The second round of Operation Twist — where the Reserve Bank of India sells short-duration instruments and buys long-dated securities in an effort to wring bond yields — is being read as a sign that the central bank has set in motion the exercise to monetise the government’s fiscal deficit.
The apex bank said it would undertake the simultaneous sale and repurchase of Rs 10,000 crore each of government securities (G-Secs) through a special open market operations (OMO) next Tuesday, but unlike a previous exercise in December, the RBI is selling off very short maturity treasury and cash management bills from its books, which analysts said, is almost like a straight open market operation. Several economists have suggested monetisation of the deficit as a necessary measure to deal with the coronavirus crisis.
The announcement triggered a rally in government bonds, with yields on the benchmark security plummeting 20 basis points. The special OMO of simultaneous purchase and sale of G-Secs will be done using the multiple price auction method.
“On a review of current and evolving liquidity and market conditions, the Reserve Bank has decided to conduct simultaneous purchase and sale of government securities under OMO for Rs 10,000 crore each on April 27, 2020,” it said.
This is not the first time the RBI is resorting to Operation Twist. In December 2019, it had announced the purchase of bonds maturing in 2029 and the sale of short-term bonds.
There are some changes, though.
According to Suyash Choudhary, head – fixed income, IDFC AMC, the big difference this time is that while it is buying dated government bonds ranging between 2026 to 2030 maturities, it is selling off very short maturity treasury and cash management bills from its books.

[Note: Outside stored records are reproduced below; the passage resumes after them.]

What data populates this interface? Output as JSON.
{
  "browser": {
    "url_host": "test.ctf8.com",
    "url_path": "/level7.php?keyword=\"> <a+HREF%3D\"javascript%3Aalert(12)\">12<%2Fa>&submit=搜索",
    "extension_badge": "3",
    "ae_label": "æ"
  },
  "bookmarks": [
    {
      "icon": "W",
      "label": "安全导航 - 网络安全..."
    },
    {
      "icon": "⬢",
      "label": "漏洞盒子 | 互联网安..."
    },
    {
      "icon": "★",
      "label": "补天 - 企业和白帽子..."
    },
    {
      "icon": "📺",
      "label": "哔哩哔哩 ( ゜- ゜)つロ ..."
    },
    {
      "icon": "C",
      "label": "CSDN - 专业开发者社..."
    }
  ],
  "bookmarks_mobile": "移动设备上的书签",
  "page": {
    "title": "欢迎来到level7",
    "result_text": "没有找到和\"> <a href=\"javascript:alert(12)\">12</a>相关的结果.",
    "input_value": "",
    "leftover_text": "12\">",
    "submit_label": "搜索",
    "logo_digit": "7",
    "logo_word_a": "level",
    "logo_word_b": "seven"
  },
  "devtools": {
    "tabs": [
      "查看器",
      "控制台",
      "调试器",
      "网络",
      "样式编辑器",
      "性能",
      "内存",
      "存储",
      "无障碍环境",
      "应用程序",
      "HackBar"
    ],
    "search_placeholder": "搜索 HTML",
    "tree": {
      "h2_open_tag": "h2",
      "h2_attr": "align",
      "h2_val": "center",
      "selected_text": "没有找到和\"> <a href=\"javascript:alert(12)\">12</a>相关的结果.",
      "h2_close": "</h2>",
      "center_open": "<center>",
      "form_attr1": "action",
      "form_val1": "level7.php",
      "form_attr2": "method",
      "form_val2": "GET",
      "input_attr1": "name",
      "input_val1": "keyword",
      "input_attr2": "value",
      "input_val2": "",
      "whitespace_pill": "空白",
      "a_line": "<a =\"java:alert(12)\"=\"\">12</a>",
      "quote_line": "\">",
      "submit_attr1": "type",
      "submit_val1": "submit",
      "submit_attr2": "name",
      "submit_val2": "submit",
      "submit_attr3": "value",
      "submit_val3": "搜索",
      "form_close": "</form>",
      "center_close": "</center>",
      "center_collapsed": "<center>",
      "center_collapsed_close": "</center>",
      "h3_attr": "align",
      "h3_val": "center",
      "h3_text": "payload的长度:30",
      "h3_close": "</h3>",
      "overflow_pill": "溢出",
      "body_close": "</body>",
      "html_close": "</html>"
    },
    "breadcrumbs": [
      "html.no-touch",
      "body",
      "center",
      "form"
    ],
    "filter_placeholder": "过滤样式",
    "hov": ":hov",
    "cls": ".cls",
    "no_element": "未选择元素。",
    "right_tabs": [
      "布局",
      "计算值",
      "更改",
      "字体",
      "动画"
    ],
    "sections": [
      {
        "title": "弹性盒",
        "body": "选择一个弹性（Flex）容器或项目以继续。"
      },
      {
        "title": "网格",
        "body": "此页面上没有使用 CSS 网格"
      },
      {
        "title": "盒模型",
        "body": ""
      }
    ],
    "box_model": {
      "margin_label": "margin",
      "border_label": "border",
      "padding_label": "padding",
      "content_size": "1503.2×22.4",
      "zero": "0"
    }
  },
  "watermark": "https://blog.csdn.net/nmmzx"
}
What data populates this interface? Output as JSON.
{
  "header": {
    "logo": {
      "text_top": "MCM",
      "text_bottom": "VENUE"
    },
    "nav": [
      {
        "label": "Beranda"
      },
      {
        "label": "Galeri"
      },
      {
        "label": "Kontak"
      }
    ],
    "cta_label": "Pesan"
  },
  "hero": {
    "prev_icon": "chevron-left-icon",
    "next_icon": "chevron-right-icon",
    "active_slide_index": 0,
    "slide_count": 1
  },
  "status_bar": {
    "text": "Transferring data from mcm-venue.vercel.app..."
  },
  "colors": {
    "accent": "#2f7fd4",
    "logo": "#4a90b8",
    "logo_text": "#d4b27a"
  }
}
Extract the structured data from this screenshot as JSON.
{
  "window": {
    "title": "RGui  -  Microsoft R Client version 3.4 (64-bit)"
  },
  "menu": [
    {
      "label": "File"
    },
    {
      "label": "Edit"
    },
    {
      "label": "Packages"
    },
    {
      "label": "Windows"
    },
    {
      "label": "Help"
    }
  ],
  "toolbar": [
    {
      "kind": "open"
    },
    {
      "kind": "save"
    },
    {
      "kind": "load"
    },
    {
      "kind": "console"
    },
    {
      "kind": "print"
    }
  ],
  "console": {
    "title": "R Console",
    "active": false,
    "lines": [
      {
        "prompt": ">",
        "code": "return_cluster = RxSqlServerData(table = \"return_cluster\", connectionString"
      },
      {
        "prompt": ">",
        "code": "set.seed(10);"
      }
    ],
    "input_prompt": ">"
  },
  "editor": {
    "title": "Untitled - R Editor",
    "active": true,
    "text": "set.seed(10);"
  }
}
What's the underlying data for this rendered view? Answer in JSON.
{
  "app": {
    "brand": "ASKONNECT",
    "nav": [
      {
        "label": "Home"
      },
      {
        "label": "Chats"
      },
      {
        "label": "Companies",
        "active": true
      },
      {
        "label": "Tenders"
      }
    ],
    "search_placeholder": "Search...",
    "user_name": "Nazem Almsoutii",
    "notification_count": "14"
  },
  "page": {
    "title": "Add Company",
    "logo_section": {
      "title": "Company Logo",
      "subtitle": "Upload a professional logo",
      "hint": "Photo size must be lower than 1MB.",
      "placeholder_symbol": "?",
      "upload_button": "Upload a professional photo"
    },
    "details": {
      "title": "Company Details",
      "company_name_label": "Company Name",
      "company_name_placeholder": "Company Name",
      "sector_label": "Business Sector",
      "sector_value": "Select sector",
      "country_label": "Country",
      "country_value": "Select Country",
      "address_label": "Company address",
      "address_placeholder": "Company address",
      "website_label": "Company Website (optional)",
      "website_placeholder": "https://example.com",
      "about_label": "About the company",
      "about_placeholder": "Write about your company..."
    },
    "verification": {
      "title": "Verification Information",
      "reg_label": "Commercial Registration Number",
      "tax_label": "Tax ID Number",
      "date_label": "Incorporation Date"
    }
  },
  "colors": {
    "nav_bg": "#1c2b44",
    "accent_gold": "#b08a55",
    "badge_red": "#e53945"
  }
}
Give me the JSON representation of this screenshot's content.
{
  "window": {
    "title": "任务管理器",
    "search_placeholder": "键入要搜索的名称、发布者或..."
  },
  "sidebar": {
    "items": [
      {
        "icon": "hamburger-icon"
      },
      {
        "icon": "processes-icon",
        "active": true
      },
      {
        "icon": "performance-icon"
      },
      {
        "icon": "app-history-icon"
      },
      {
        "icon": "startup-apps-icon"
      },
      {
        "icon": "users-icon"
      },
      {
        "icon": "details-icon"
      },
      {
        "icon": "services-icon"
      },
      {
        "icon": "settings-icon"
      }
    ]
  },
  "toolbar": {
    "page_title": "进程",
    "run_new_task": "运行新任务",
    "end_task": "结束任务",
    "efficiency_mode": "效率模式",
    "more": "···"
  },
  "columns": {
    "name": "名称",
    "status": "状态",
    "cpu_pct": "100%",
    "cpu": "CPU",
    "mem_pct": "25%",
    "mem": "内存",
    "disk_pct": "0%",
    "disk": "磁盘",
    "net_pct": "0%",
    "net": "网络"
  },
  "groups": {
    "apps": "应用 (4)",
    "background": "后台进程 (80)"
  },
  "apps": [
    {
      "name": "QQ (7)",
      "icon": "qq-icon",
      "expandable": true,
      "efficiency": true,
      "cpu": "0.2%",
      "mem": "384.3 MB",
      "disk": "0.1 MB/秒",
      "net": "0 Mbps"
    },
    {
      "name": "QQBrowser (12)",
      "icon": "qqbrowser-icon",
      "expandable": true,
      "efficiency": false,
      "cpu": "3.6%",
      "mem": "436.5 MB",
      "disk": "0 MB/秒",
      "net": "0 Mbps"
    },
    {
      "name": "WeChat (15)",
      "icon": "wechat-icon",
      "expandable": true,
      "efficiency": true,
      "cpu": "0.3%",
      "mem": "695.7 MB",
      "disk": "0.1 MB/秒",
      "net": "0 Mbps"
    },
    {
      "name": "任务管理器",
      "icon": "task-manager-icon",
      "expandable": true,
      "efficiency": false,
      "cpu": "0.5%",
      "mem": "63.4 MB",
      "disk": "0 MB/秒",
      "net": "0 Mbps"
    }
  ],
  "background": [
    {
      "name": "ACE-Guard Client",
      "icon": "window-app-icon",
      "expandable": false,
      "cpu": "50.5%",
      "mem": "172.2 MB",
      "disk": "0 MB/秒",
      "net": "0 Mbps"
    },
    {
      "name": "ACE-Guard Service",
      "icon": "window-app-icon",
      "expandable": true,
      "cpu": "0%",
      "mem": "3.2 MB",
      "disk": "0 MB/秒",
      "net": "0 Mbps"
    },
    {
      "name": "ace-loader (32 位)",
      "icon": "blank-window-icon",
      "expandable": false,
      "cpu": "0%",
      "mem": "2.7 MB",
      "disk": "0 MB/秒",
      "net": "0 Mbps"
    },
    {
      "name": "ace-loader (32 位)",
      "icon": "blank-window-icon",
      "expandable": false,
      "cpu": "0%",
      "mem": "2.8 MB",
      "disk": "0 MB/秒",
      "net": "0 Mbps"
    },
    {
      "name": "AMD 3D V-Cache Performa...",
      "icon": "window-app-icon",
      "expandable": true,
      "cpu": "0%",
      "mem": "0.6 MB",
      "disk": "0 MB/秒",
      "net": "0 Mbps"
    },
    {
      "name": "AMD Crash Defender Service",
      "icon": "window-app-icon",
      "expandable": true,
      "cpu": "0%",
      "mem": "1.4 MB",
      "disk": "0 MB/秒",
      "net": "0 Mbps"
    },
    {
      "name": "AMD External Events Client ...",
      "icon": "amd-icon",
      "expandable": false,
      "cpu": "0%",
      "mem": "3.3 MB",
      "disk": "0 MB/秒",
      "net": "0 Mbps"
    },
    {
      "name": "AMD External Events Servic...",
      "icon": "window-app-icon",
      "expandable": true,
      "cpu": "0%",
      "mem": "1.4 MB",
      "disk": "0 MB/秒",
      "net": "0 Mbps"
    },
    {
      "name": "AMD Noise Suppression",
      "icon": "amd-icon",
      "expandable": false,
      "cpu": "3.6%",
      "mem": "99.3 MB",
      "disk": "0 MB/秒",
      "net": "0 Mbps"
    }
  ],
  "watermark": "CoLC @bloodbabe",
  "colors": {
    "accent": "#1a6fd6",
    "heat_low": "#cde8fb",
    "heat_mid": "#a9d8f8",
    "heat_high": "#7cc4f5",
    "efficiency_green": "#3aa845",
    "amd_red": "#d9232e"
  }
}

Choudhary considered this is as almost an outright open market operation (OMO) purchase of bonds and the monetisation of the fiscal deficit may have thus started. “The RBI had significantly raised short term financing to the government. Thus with a substantially higher treasury bill issuance programme and a significantly enhanced ways and means advances (WMA) limit, the RBI has assured around 2.5 per cent of GDP as short term financing to the government…With the newly announced twist, the RBI is now converting its very short term assets into longer dated bonds in its balance sheet. Thus, the RBI seems to have used this two step process instead of a direct private placement of part of the government’s borrowing programme with itself,” Choudhary said in a note.
Monetisation of deficit happens when the RBI directly buys government securities from the primary market and in turn prints more money. Of late, several economists have called for such a step .
However, others point out that Thursday’s announcement was meant to soften yields and help the monetary policy transmission. They pointed out that despite various measures announced by the central bank, yields have remained firm because of fears of more market borrowing from the government amid continued sales by foreign portfolio investors.
Today’s announcement led to yields (which are inversely related to prices) on the benchmark 10 year security falling to 6.02 per cent in intra-day trades a drop of around 20 basis points from the previous close. It later settled at 6.05 per cent.